PicoLixp Explored: On Coroutines

PicoLixp Explored: On Coroutines


5 min read

In this post, we will introduce the concept of co-routines and how they are handled in PicoLisp. This will be the foundation for the subsequent posts on Discrete Event Simulation and finally a couple of examples, including an ASCII model railway simulation written in PicoLisp, so stay tuned ๐Ÿค—

What are Coroutines?

Coroutines are a type of programming construct that aim to achieve concurrency in programming without using threads or processes. The key idea of coroutines is that their execution can be paused and resumed at specific points during their execution, allowing other coroutines to run in the meantime. This requires that the local environment as well as the state of control of the function are preserved while the coroutines are stopped.

One of the benefits of coroutines is that they can be used to write asynchronous code in a more sequential and readable manner, compared to other concurrency models such as threads or callbacks. Coroutines can be used to write code that looks like synchronous code, while still taking advantage of asynchronous behavior and avoiding some of the pitfalls of concurrent programming, such as race conditions and deadlocks.

Co-Routines in PicoLisp

We need two functions to create a coroutine in PicoLisp: co to initiate the coroutine, and yield, which controls when the function is stopped and resumed.

From the documentation:

(co ['any [. prg]]) -> any

Starts, resumes or stops a coroutine with the tag given by any. (...) prg will be executed until it either terminates normally or until yield is called.

Let's look at a very simple co-routine:

(co 'a
    (let N 0
                (inc 'N) ) ) ) )

According to the definition, we have two parts: a is the tag of the coroutine, and (let N 0 (loop (yield (inc 'N))))) is its program body. If we call it for the first time, N will be set to zero and then increased by one in a loop. Then yield interrupts the coroutine and returns the value.

Let's test it in the REPL:

: (co 'a (let N 0 (loop (yield (inc 'N))))) 
-> 1

As expected, the return value is 1, because N has been increased once.

Now comes the point: Next time we call the coroutine a, it will resume where we stopped. The syntax to resume is (co <tag> <anything>) , for example:

: (co 'a T) 
-> 2
: (co 'a T)
-> 3

Note: Theanythingpart can be literally anything as it does not get executed. For example, this one will also work but does not make sense:

: (co 'a (println "this will not print anything"))
-> 4

To stop the coroutine, we call (co <tag>) without any argument. If then the coroutine gets called again, it will start from the beginning.

: (co 'a) 
-> a
: (co 'a (let N 0 (loop (yield (inc 'N))))) 
-> 1

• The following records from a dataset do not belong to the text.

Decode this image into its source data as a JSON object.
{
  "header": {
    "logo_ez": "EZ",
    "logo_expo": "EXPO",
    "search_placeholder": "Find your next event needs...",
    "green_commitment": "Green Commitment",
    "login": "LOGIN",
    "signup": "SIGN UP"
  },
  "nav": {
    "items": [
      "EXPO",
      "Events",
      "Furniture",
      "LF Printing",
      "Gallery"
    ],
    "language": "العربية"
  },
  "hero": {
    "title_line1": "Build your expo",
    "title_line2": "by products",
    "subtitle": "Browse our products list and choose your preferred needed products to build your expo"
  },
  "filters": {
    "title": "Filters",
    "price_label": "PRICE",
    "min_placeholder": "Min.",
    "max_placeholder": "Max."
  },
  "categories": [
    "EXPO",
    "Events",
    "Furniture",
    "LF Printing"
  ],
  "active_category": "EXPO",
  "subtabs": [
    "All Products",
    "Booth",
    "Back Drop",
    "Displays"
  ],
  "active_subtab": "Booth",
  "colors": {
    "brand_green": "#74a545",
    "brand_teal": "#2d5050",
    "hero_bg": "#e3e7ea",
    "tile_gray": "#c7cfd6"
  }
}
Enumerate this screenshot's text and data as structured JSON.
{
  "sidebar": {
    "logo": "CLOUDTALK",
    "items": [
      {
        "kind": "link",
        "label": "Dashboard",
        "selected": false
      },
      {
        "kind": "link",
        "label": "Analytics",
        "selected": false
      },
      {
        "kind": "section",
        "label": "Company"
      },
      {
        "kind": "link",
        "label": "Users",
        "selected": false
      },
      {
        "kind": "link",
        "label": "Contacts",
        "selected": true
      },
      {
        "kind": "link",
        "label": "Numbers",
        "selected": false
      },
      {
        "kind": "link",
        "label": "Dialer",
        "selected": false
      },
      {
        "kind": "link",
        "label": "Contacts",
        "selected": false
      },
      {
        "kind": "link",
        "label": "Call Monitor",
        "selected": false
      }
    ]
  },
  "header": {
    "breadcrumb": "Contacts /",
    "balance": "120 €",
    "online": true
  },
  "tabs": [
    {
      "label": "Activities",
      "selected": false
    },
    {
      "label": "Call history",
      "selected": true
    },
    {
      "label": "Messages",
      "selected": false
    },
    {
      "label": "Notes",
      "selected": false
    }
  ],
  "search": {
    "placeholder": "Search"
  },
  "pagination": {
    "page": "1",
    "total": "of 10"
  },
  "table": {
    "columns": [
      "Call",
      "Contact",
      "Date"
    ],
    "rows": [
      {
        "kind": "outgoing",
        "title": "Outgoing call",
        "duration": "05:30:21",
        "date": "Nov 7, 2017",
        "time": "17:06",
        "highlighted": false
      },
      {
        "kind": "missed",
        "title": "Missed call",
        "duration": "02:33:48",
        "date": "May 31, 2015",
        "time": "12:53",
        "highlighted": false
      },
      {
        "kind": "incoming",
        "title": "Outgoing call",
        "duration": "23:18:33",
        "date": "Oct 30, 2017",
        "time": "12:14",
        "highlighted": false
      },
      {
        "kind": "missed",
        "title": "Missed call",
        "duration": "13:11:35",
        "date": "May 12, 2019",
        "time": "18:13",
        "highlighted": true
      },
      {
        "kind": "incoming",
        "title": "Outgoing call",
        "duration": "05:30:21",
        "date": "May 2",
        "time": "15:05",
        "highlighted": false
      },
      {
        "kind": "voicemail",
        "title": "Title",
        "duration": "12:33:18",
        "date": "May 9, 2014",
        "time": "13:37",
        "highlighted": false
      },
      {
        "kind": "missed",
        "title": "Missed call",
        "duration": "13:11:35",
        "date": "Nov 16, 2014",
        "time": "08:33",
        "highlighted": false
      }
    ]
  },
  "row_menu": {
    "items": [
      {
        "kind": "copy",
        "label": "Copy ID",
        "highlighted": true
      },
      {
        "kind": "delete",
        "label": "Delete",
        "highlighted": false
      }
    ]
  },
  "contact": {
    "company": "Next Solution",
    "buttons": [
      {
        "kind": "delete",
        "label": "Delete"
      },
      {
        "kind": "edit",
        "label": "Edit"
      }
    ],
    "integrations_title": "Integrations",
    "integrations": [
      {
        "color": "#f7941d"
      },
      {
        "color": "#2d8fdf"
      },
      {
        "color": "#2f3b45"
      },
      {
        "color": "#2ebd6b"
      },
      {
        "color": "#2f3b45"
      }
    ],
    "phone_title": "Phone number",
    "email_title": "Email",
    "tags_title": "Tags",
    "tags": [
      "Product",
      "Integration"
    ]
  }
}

Managing the Stack

To keep the local environment for each coroutine, each one of them needs its own stack space to maintain its state. This means that for large and nested coroutines, it might be necessary to monitor the stack size. By default, the stack segment size is 64 kB for coroutines and 256 kB for the main stack segment.

The current stack can be viewed like this:

: (stack)
-> ((a . 63) (T . 250) . 64)

In the output above we see our coroutine a and the main routine (which also maintains the REPL) T, with the respective unused stack space, plus the general coroutine stack size:

  • coroutine a has unused stack space of 63 kB (out of 64),

  • the main routine T has unused stack space of 250 kB (out of 256 kB),

  • The allocated stack size of each coroutine is 64 kB.

In some situations, you might want to adjust the stack space. This is done by passing arguments to the stack function, where the first argument is the coroutine stack size and the second (optional) argument is the main stack size. The coroutine stack size can only be modified if no coroutine is running.

: (co 'a)   # stop current coroutine
-> a
: (stack 128 512)
-> 128

If we then start the coroutine again, we will see the updated stack sizes:

: (co 'a (let N 0 (loop (yield (inc 'N)))))   # restart coroutine
-> 1
: (stack)
-> ((a . 127) (T . 507) . 128)

Obviously we cannot allocate more stack space to a coroutine than is allocated by the system to the picolisp process. The default stack space settings can be checked with the ulimit -s command in Linux systems:

$ ulimit -s

In the example above, it is 8192 kB (8 MB). If we try to allocate more than 8 MB to the coroutines, we will get a segmentation fault error:

: (stack 4200 4200)
-> 4200
: (co 'a T)
[1]    17524 segmentation fault (core dumped)  ~/pil21/pil +

To prevent this, we can increase the stack space for the PicoLisp process with ulimit -s <stack space>:

$ ulimit -s 16384   # 16 MB
$ ulimit -s unlimited

Use with care, as allocating too many resources to a process might exhaust your system's resource limits and lead to unexpected behavior.

If you find this "increase a number" example a little bit boring, wait for the next posts - we will see some more useful examples on how to use coroutines soon.